Teresa gazed at the slim profile of her daughter’s back. She had to make an appointment with her daughter to debrief the interview. As the community’s most successful realtor, Sara had much more political expertise and confidence. She’d been raised to believe that a woman could compete equally and was never intimidated by her male colleagues.
“Just a sec…” Sara held the phone against her heart. “Sorry Mom, this is a million dollar deal. I’m going to step into the next office for a second.” Her heel’s clicked on the terrazzo floor.
Teresa gazed around the pristine office. Every item was in its place, a visual demonstration of the order that existed within her daughter’s mind. The decor struck Teresa as efficient… and soulless.
Teresa’s phone chirped. There was no identification. “Hello. Yes, this is Teresa. Oh, hi. Really? That’s wonderful. I’m excited about this opportunity. Monday? Sure. Where’s the HR department? Okay. Great. Yes. You have a good weekend too.” They wanted her.
Sara returned. “Sorry about that, Mom. I’ve a mid-century modern with an in-ground pool, floor to ceiling windows and a completely renovated kitchen. The commission will pay for Belize this winter. You know how I hate the cold.”

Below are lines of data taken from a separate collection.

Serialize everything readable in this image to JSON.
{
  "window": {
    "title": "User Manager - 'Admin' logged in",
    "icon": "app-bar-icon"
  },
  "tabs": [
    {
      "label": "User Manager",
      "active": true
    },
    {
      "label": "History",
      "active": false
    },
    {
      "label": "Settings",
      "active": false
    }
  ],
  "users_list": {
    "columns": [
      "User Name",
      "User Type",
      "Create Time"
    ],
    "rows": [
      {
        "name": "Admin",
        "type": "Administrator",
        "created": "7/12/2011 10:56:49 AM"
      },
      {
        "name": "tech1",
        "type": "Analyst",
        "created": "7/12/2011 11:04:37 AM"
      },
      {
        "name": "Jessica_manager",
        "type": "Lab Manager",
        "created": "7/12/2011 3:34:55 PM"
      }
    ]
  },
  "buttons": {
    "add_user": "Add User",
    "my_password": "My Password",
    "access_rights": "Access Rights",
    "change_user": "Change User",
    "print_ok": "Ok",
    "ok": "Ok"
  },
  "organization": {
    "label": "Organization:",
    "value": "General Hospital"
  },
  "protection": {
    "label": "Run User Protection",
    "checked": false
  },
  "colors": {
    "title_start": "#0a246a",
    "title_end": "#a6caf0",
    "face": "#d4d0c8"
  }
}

“Yes, that’ll be a nice getaway.” Teresa leaned forward, elbows on the table. “So… about the interview—“
“Okay, here’s what I have to say about that. The reason you didn’t get the job is because they’re looking for someone young and fresh. Thirty years as a homemaker has created a skill deficit and negatively impacted your sense of style, but… that can be fixed. There are lots of courses at Continuing Ed. and you could learn some basic computer skills. Your outfit, the bright pink jacket, is a little over the top for an executive assistant. A law firm wants a more conservative image to staff their front office. I’ll take you shopping. Don’t worry about running up your credit card. The debt will be worth it. And then there’s your hair.”
“What’s wrong with my hair?”
“Sweetie, you know I love you, but you’ve had the same hairstyle for decades.”
“You dad likes it likes it like this.”
“He’s hardly a qualified fashion consultant.” Sara laughed. “Let me check my calendar. Bonus. I have a cancellation on Monday morning. Why don’t we make a start then?”
“Sorry, honey. I’m busy on Monday.”